### Instructions for the task
Omit the images, then output each of the records below exactly.

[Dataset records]
★ ★ ★ ★

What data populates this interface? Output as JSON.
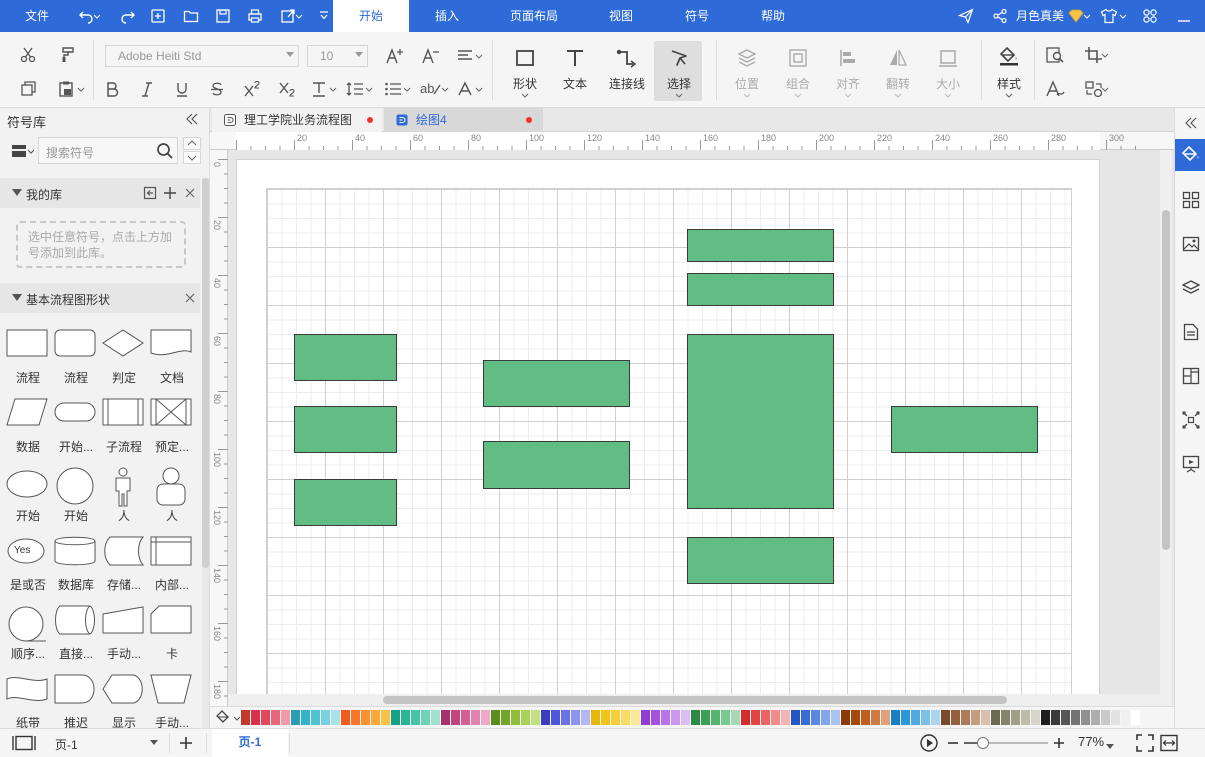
{
  "menubar": {
    "file": "文件",
    "tabs": [
      "开始",
      "插入",
      "页面布局",
      "视图",
      "符号",
      "帮助"
    ],
    "active_tab": "开始",
    "user_name": "月色真美",
    "accent": "#2e6bd8"
  },
  "toolbar": {
    "font_family": "Adobe Heiti Std",
    "font_size": "10",
    "tools": {
      "shape": "形状",
      "text": "文本",
      "connector": "连接线",
      "select": "选择",
      "position": "位置",
      "group": "组合",
      "align": "对齐",
      "flip": "翻转",
      "size": "大小",
      "style": "样式"
    }
  },
  "library": {
    "title": "符号库",
    "search_placeholder": "搜索符号",
    "my_library": "我的库",
    "my_library_hint": "选中任意符号，点击上方加号添加到此库。",
    "basic_section": "基本流程图形状",
    "shapes": [
      "流程",
      "流程",
      "判定",
      "文档",
      "数据",
      "开始...",
      "子流程",
      "预定...",
      "开始",
      "开始",
      "人",
      "人",
      "是或否",
      "数据库",
      "存储...",
      "内部...",
      "顺序...",
      "直接...",
      "手动...",
      "卡",
      "纸带",
      "推迟",
      "显示",
      "手动..."
    ],
    "yes_text": "Yes"
  },
  "documents": {
    "tabs": [
      {
        "name": "理工学院业务流程图",
        "unsaved": true
      },
      {
        "name": "绘图4",
        "unsaved": true
      }
    ]
  },
  "rulers": {
    "top": [
      "20",
      "40",
      "60",
      "80",
      "100",
      "120",
      "140",
      "160",
      "180",
      "200",
      "220",
      "240",
      "260",
      "280",
      "300"
    ],
    "left": [
      "0",
      "20",
      "40",
      "60",
      "80",
      "100",
      "120",
      "140",
      "160",
      "180"
    ]
  },
  "diagram": {
    "fill_color": "#62bd84",
    "border_color": "#3a3a3a"
  },
  "statusbar": {
    "page_select": "页-1",
    "page_tab": "页-1",
    "zoom": "77%"
  }
}
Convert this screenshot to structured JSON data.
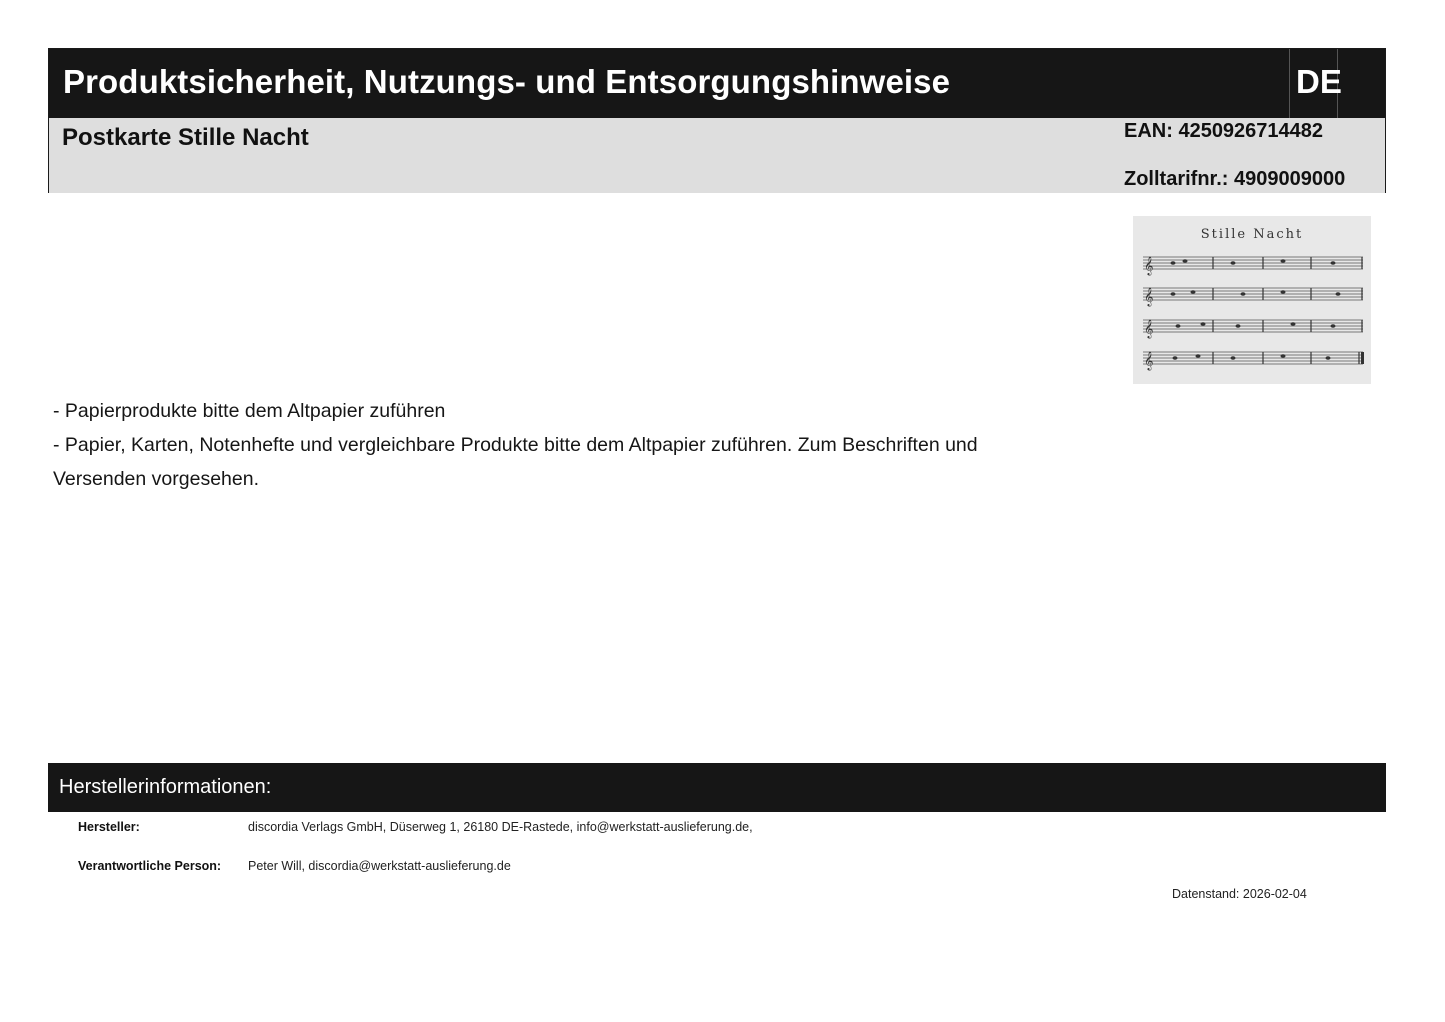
{
  "header": {
    "title": "Produktsicherheit, Nutzungs- und Entsorgungshinweise",
    "language": "DE",
    "product_name": "Postkarte Stille Nacht",
    "ean": "EAN: 4250926714482",
    "customs_tariff": "Zolltarifnr.: 4909009000"
  },
  "product_image": {
    "caption": "Stille Nacht",
    "icon": "sheet-music-image"
  },
  "hints": {
    "lines": [
      "- Papierprodukte bitte dem Altpapier zuführen",
      "- Papier, Karten, Notenhefte und vergleichbare Produkte bitte dem Altpapier zuführen. Zum Beschriften und Versenden vorgesehen."
    ]
  },
  "manufacturer": {
    "section_title": "Herstellerinformationen:",
    "manufacturer_label": "Hersteller:",
    "manufacturer_value": "discordia Verlags GmbH, Düserweg 1, 26180 DE-Rastede, info@werkstatt-auslieferung.de,",
    "responsible_label": "Verantwortliche Person:",
    "responsible_value": "Peter Will, discordia@werkstatt-auslieferung.de"
  },
  "footer": {
    "date": "Datenstand: 2026-02-04"
  },
  "colors": {
    "header_bg": "#161616",
    "info_bg": "#dedede",
    "text": "#111111"
  }
}
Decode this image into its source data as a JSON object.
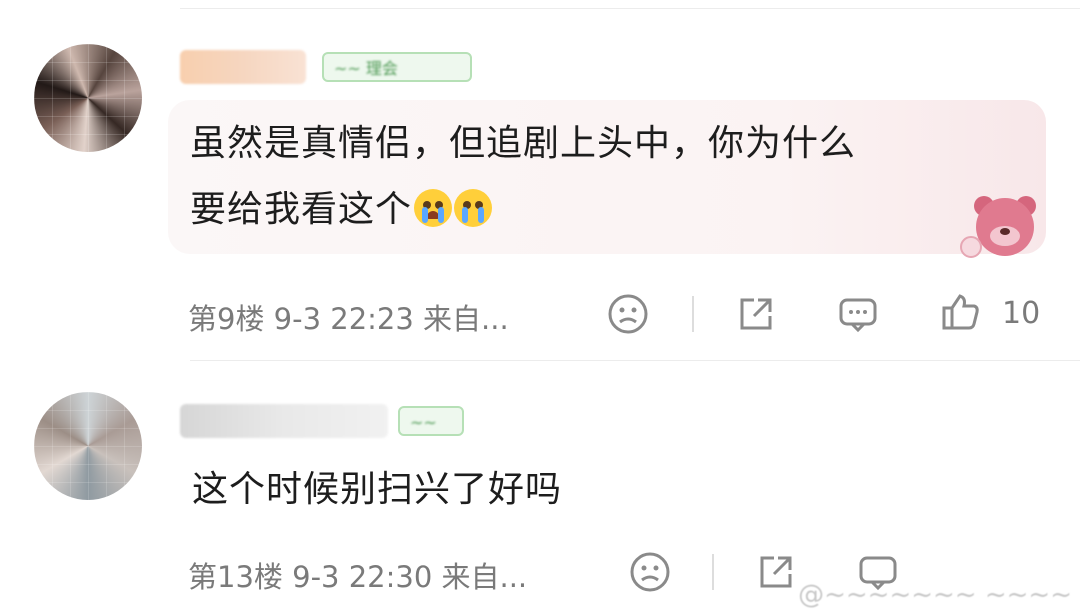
{
  "comments": [
    {
      "floor_info": "第9楼 9-3 22:23 来自...",
      "text_lines": [
        "虽然是真情侣，但追剧上头中，你为什么",
        "要给我看这个"
      ],
      "emojis": [
        "crying-emoji",
        "teary-eyed-emoji"
      ],
      "badge_text": "~~ 理会",
      "likes": "10",
      "actions": [
        "frown-reaction-icon",
        "share-icon",
        "comment-icon",
        "like-thumb-icon"
      ]
    },
    {
      "floor_info": "第13楼 9-3 22:30 来自...",
      "text_lines": [
        "这个时候别扫兴了好吗"
      ],
      "badge_text": "~~",
      "actions": [
        "frown-reaction-icon",
        "share-icon",
        "comment-icon"
      ]
    }
  ],
  "watermark": "@~~~~~~~ ~~~~",
  "colors": {
    "bubble_pink": "#f8e7e9",
    "badge_green": "#4f9a55",
    "meta_gray": "#7a7a7a"
  }
}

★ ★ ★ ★

### Your solution
What data populates this interface? Output as JSON.
{
  "menubar": {
    "file": "文件",
    "tabs": [
      "开始",
      "插入",
      "页面布局",
      "视图",
      "符号",
      "帮助"
    ],
    "active_tab": "开始",
    "user_name": "月色真美",
    "accent": "#2e6bd8"
  },
  "toolbar": {
    "font_family": "Adobe Heiti Std",
    "font_size": "10",
    "tools": {
      "shape": "形状",
      "text": "文本",
      "connector": "连接线",
      "select": "选择",
      "position": "位置",
      "group": "组合",
      "align": "对齐",
      "flip": "翻转",
      "size": "大小",
      "style": "样式"
    }
  },
  "library": {
    "title": "符号库",
    "search_placeholder": "搜索符号",
    "my_library": "我的库",
    "my_library_hint": "选中任意符号，点击上方加号添加到此库。",
    "basic_section": "基本流程图形状",
    "shapes": [
      "流程",
      "流程",
      "判定",
      "文档",
      "数据",
      "开始...",
      "子流程",
      "预定...",
      "开始",
      "开始",
      "人",
      "人",
      "是或否",
      "数据库",
      "存储...",
      "内部...",
      "顺序...",
      "直接...",
      "手动...",
      "卡",
      "纸带",
      "推迟",
      "显示",
      "手动..."
    ],
    "yes_text": "Yes"
  },
  "documents": {
    "tabs": [
      {
        "name": "理工学院业务流程图",
        "unsaved": true
      },
      {
        "name": "绘图4",
        "unsaved": true
      }
    ]
  },
  "rulers": {
    "top": [
      "20",
      "40",
      "60",
      "80",
      "100",
      "120",
      "140",
      "160",
      "180",
      "200",
      "220",
      "240",
      "260",
      "280",
      "300"
    ],
    "left": [
      "0",
      "20",
      "40",
      "60",
      "80",
      "100",
      "120",
      "140",
      "160",
      "180"
    ]
  },
  "diagram": {
    "fill_color": "#62bd84",
    "border_color": "#3a3a3a"
  },
  "statusbar": {
    "page_select": "页-1",
    "page_tab": "页-1",
    "zoom": "77%"
  }
}
Convert this screenshot to structured JSON data.
{
  "header": {
    "title": "Produktsicherheit, Nutzungs- und Entsorgungshinweise",
    "language": "DE",
    "product_name": "Postkarte Stille Nacht",
    "ean": "EAN: 4250926714482",
    "customs_tariff": "Zolltarifnr.: 4909009000"
  },
  "product_image": {
    "caption": "Stille Nacht",
    "icon": "sheet-music-image"
  },
  "hints": {
    "lines": [
      "- Papierprodukte bitte dem Altpapier zuführen",
      "- Papier, Karten, Notenhefte und vergleichbare Produkte bitte dem Altpapier zuführen. Zum Beschriften und Versenden vorgesehen."
    ]
  },
  "manufacturer": {
    "section_title": "Herstellerinformationen:",
    "manufacturer_label": "Hersteller:",
    "manufacturer_value": "discordia Verlags GmbH, Düserweg 1, 26180 DE-Rastede, info@werkstatt-auslieferung.de,",
    "responsible_label": "Verantwortliche Person:",
    "responsible_value": "Peter Will, discordia@werkstatt-auslieferung.de"
  },
  "footer": {
    "date": "Datenstand: 2026-02-04"
  },
  "colors": {
    "header_bg": "#161616",
    "info_bg": "#dedede",
    "text": "#111111"
  }
}
Decode this image into its source data as a JSON object.
{
  "comments": [
    {
      "floor_info": "第9楼 9-3 22:23 来自...",
      "text_lines": [
        "虽然是真情侣，但追剧上头中，你为什么",
        "要给我看这个"
      ],
      "emojis": [
        "crying-emoji",
        "teary-eyed-emoji"
      ],
      "badge_text": "~~ 理会",
      "likes": "10",
      "actions": [
        "frown-reaction-icon",
        "share-icon",
        "comment-icon",
        "like-thumb-icon"
      ]
    },
    {
      "floor_info": "第13楼 9-3 22:30 来自...",
      "text_lines": [
        "这个时候别扫兴了好吗"
      ],
      "badge_text": "~~",
      "actions": [
        "frown-reaction-icon",
        "share-icon",
        "comment-icon"
      ]
    }
  ],
  "watermark": "@~~~~~~~ ~~~~",
  "colors": {
    "bubble_pink": "#f8e7e9",
    "badge_green": "#4f9a55",
    "meta_gray": "#7a7a7a"
  }
}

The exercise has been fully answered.